And you know, but people work in a completely different way. I think partly according to their background; I guess my first, more or less, “grown up” job was as a reporter in the south for Time during the Civil Rights Movement. And so I was used to writing with a typewriter on the back of the trunk of a car or something. I didn’t need to go into the woods in a shack to write. But some people do. It just depends on how they started, I think, a lot.
And also when I was in about eighth grade, the Kansas City school system; Kansas City is always a little ahead of its time. Other cities in later years closed the schools when they ran out of money, but Kansas City did this years ago. And they closed the schools in April because they had run out of money and some tax bill wasn’t passed. And my father made us go to typing school and made me type for the rest of the summer. He thought typing was an important skill.

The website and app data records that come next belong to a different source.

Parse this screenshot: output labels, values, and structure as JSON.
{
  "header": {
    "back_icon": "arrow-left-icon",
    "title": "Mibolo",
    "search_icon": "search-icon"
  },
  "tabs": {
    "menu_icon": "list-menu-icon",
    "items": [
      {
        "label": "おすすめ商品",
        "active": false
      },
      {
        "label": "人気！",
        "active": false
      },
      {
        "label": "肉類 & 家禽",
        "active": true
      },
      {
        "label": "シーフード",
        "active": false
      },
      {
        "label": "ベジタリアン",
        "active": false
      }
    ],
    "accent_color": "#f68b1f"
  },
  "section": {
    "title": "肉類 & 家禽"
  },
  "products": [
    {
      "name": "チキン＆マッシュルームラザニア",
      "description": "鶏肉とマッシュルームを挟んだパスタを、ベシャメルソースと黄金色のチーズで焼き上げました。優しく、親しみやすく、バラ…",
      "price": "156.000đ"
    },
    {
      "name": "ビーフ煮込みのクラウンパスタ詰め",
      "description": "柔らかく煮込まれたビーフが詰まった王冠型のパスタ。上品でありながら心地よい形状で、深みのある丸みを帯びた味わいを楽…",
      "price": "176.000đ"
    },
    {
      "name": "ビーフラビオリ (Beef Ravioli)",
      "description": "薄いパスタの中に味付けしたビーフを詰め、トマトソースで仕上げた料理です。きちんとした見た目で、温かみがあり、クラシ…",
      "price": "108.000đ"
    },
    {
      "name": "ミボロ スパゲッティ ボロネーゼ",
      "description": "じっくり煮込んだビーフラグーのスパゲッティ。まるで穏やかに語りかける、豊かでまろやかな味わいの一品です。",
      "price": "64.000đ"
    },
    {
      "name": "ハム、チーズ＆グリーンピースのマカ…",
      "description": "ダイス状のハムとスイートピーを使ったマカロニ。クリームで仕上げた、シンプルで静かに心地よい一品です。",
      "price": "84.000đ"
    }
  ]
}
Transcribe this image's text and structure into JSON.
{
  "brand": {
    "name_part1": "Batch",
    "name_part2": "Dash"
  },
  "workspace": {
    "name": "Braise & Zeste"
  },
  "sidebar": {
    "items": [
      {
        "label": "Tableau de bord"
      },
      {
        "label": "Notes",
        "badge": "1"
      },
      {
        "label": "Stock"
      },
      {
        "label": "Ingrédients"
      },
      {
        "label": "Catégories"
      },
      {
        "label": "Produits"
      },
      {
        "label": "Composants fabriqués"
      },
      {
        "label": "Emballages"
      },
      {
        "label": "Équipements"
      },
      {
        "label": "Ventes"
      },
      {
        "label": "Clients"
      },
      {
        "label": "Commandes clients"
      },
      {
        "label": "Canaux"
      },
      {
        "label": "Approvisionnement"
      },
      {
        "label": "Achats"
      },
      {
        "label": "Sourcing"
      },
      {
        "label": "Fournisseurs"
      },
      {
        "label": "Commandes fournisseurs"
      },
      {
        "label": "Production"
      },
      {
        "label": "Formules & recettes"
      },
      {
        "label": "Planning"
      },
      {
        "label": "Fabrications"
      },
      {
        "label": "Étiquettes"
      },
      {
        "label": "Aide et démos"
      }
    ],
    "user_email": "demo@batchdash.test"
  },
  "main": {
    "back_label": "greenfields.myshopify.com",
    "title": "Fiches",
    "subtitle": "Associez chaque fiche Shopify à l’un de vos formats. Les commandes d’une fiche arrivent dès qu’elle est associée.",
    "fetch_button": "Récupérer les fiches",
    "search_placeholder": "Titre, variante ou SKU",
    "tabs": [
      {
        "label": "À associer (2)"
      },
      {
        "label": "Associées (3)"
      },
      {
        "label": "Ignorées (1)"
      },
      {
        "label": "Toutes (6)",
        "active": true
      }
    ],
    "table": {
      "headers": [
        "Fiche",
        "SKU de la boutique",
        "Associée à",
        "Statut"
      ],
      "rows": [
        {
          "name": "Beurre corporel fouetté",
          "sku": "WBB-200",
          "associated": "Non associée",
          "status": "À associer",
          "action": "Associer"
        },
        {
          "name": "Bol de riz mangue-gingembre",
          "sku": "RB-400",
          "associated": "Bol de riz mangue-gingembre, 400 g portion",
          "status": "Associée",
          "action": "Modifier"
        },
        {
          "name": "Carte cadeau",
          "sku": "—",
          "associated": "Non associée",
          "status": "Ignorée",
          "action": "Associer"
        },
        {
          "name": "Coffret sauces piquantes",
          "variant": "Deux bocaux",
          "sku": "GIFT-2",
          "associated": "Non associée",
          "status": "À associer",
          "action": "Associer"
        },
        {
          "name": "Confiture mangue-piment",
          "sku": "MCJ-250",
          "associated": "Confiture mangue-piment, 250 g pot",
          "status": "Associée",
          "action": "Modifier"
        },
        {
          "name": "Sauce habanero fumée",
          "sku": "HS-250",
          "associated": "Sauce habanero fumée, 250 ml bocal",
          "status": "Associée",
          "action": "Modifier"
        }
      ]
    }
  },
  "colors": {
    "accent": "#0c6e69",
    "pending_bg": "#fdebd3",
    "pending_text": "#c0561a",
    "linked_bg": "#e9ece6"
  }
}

I’ve always worked on a typewriter. I mean rather than, you know . . . You read about people who work in longhand, or I can write a letter in longhand. And so . . . And I type very quickly because I’ve been typing since I was a little boy. So I tend to put before computers . . . tended to put things through the typewriter a lot and just keep typing. And it took me a long time to sort of compose on the computer which I do now.
Calvin Trillin:: Well it’s hard for me because I do different kinds of writing. And so . . . I mean there are non-fiction writers. I mean the one who has always been sort of my hero is Joseph Mitchell – who was a New Yorker writer for many years who died seven or eight years ago I guess – who I admired partly as just his craft. I mean what he was able to do in a . . . I don’t write the way he writes, but . . . So it’s not a stylistic thing; but I was always amazed that he was able to get the marks of writing off of what he did. And also he approached people head on and without any sort of condescension, or certainly without any fawning. I mean he didn’t write about the people that some reporters fawn over. I mean he wrote about . . . often people on the waterfront or in the fleabag hotels or something like that. The stuff was wonderful, and . . .
And I think as far as humor goes, one writer who is now sort of half forgotten who I have always admired a lot was Peter De Vries. Again, I don’t write the way he writes. I mean he had a lot of word plays, and puns and things; but I think there are a lot of good, humorous writers now who write short pieces that are funny and often wise, which is remarkable when you think of how many other avenues there are for somebody who’s funny.
I mean you know it’s sort of legendary now, but the bright kid from the Harvard Lampoon doesn’t come to The New Yorker now. He goes to Hollywood and writes sit-coms or something or television or movies.
So considering how many other outlets there are, most of which pay a lot better than writing for a magazine, or a newspaper, or even books, it’s remarkable how many of the good ones there are, I think.
Trillin doesn't get up in the morning thinking, "Today, I'm going to write the great American story about parking."